WORK INSTRUCTIONS>
Among the entries below, find each line holding "What" and return it.

──────── THE DATA

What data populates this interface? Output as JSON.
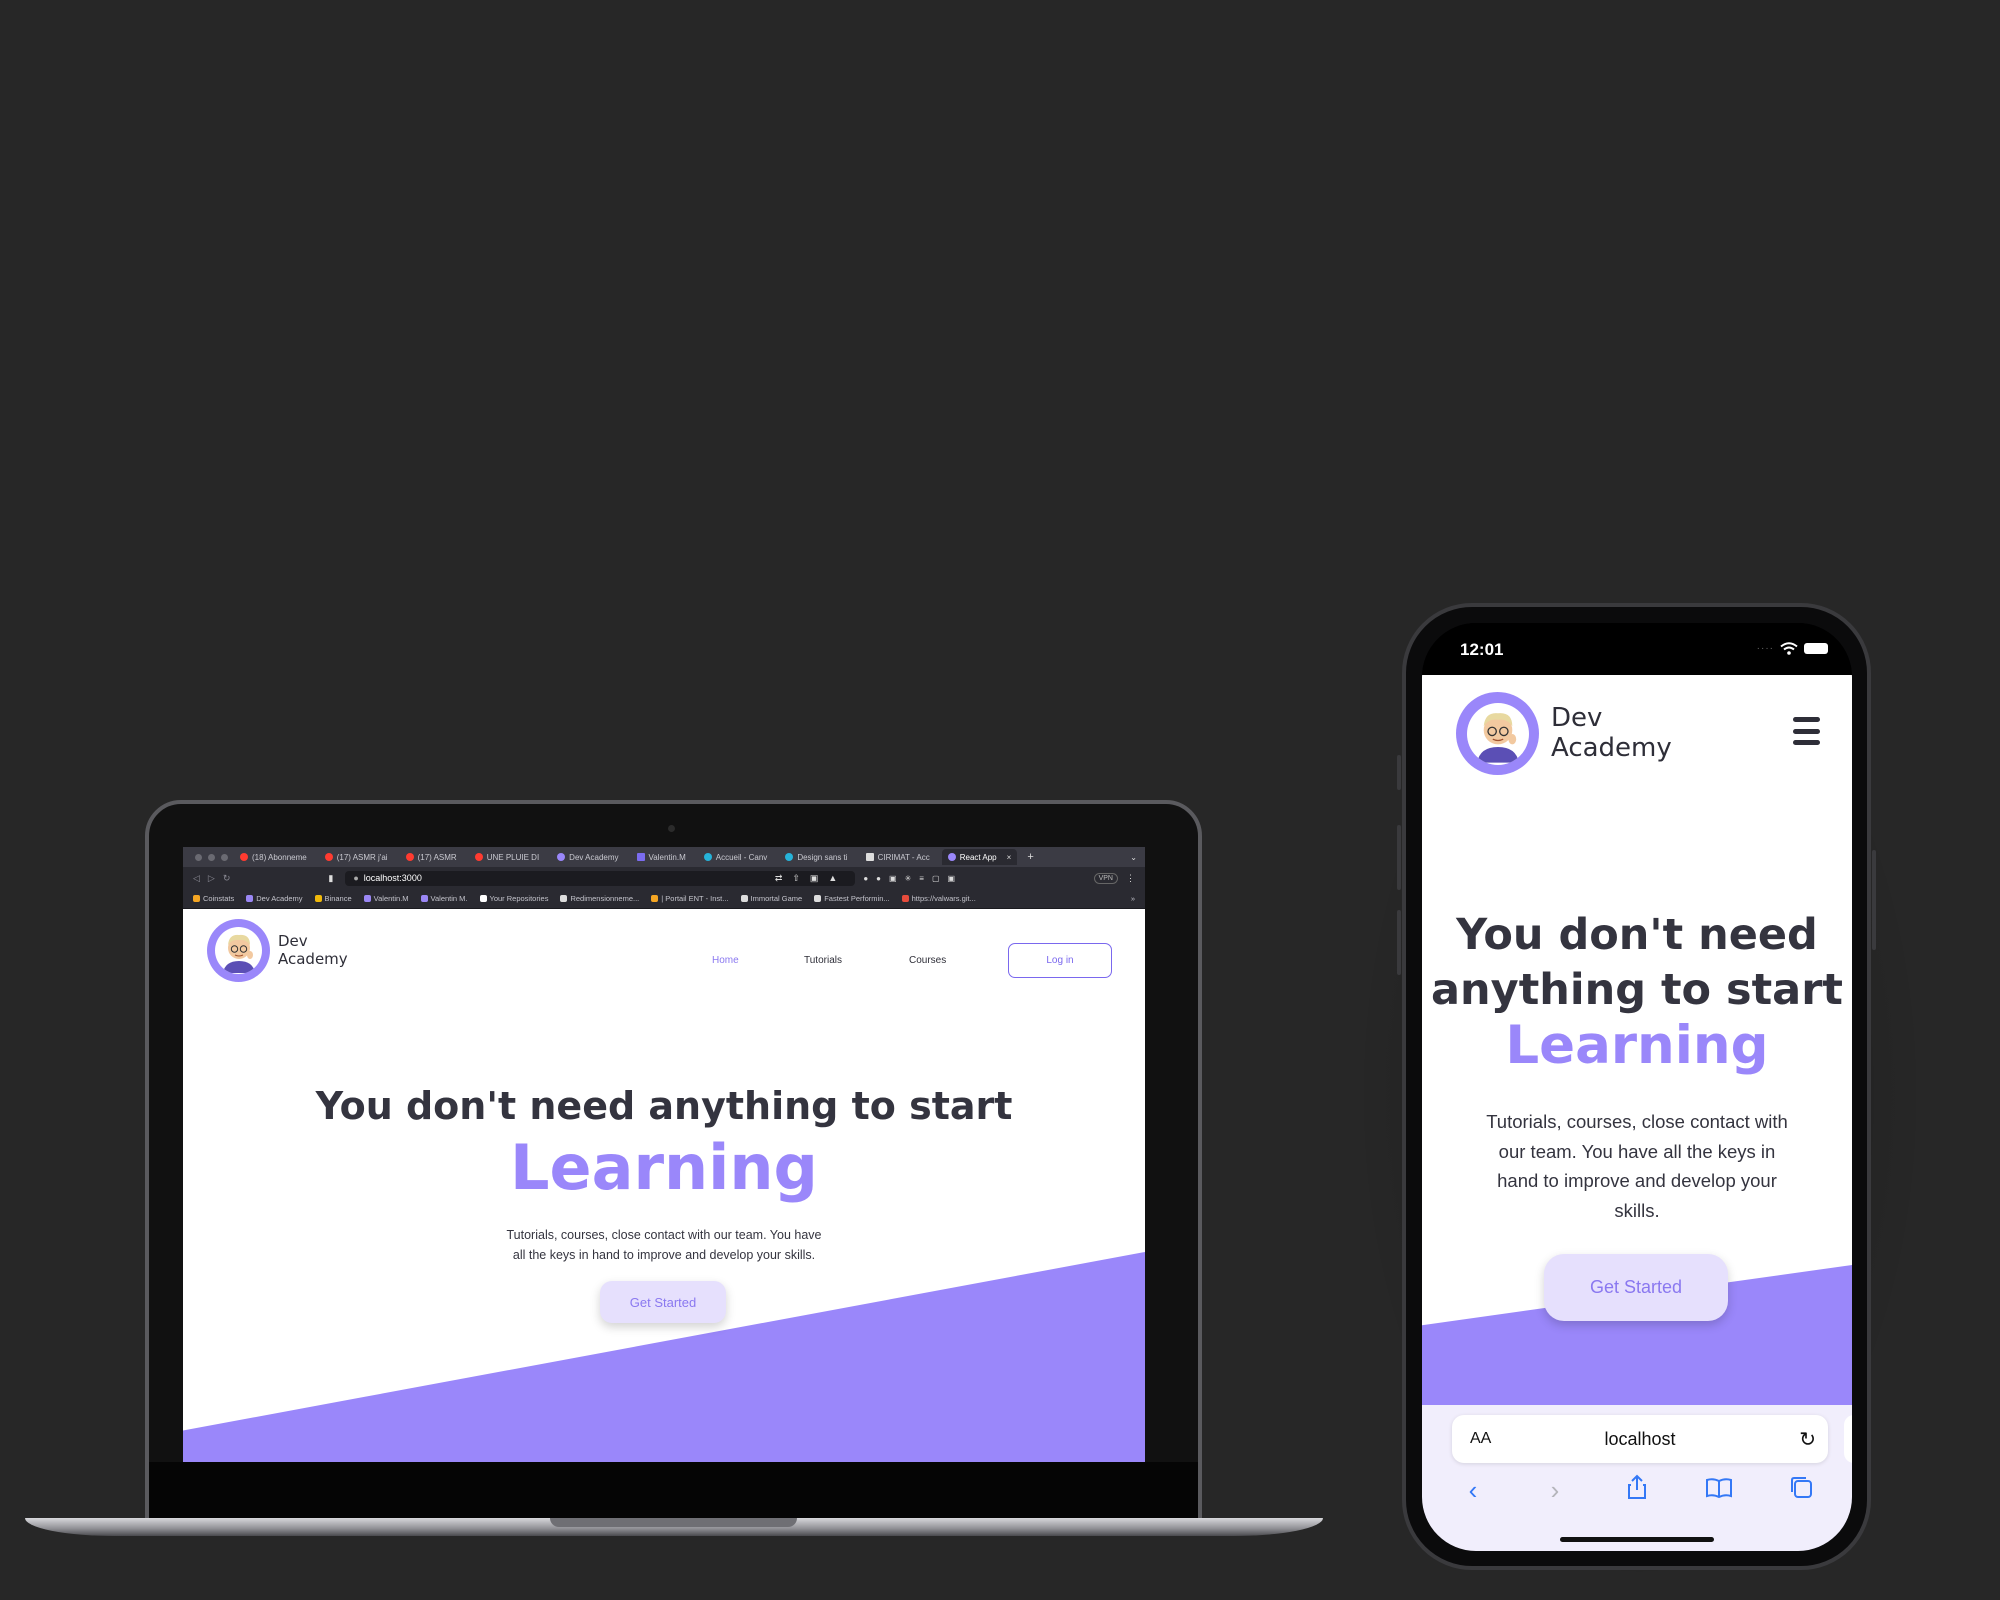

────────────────
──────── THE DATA

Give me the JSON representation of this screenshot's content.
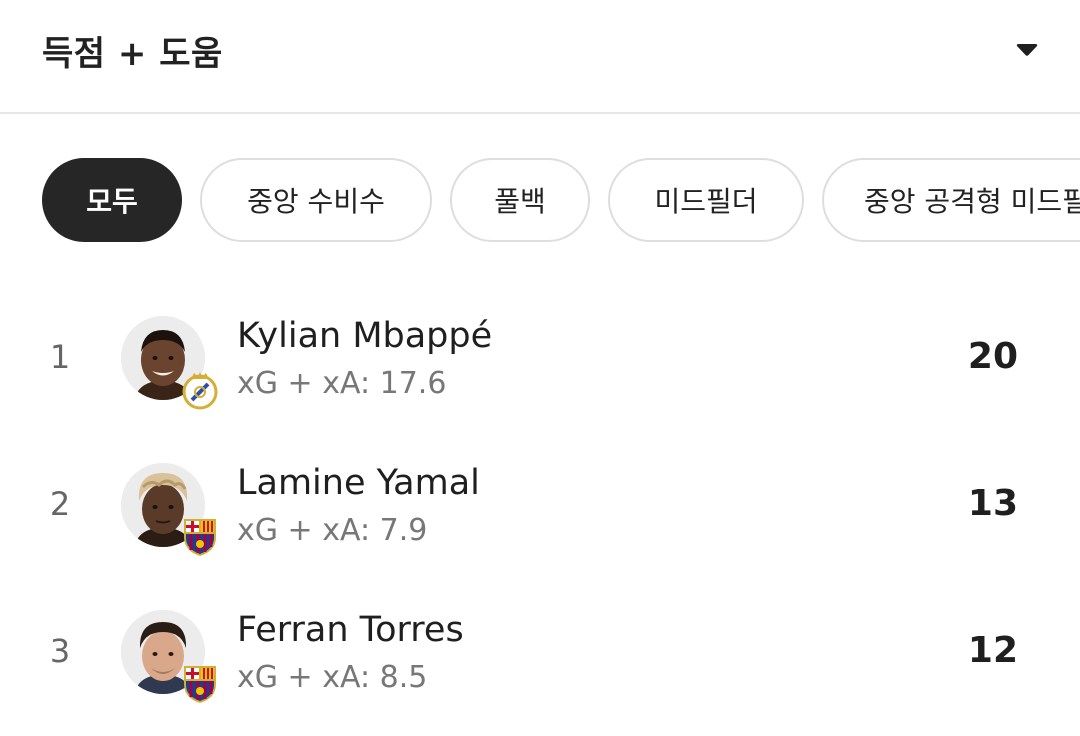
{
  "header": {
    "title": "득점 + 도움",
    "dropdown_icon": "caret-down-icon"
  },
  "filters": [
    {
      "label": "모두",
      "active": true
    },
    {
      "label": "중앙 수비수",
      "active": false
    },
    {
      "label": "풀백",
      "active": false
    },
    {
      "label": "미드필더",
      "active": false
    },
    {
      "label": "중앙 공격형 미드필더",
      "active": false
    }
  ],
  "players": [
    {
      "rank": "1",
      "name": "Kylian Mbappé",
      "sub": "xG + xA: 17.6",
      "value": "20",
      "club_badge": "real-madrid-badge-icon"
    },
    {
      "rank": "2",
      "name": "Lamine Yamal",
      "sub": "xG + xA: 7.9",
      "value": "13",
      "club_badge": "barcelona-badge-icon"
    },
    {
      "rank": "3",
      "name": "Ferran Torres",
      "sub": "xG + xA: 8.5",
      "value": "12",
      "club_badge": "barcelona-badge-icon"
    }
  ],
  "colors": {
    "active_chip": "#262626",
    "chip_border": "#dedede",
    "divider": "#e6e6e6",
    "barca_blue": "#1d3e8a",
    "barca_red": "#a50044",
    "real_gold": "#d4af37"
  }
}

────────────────
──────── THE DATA

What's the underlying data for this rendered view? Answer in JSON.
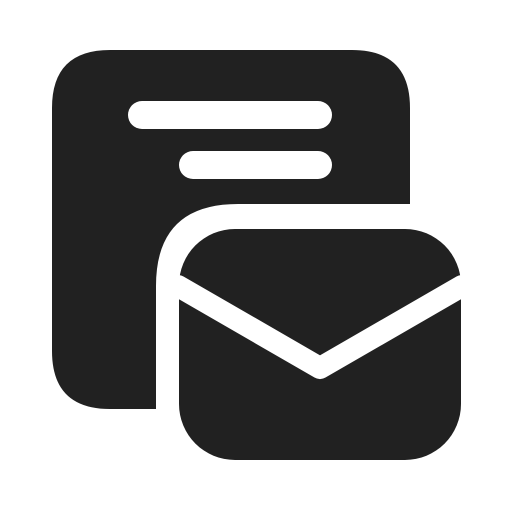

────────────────

ANSWER TO THIS PROBLEM>
What data populates this interface? Output as JSON.
What's the underlying data for this rendered view? Answer in JSON.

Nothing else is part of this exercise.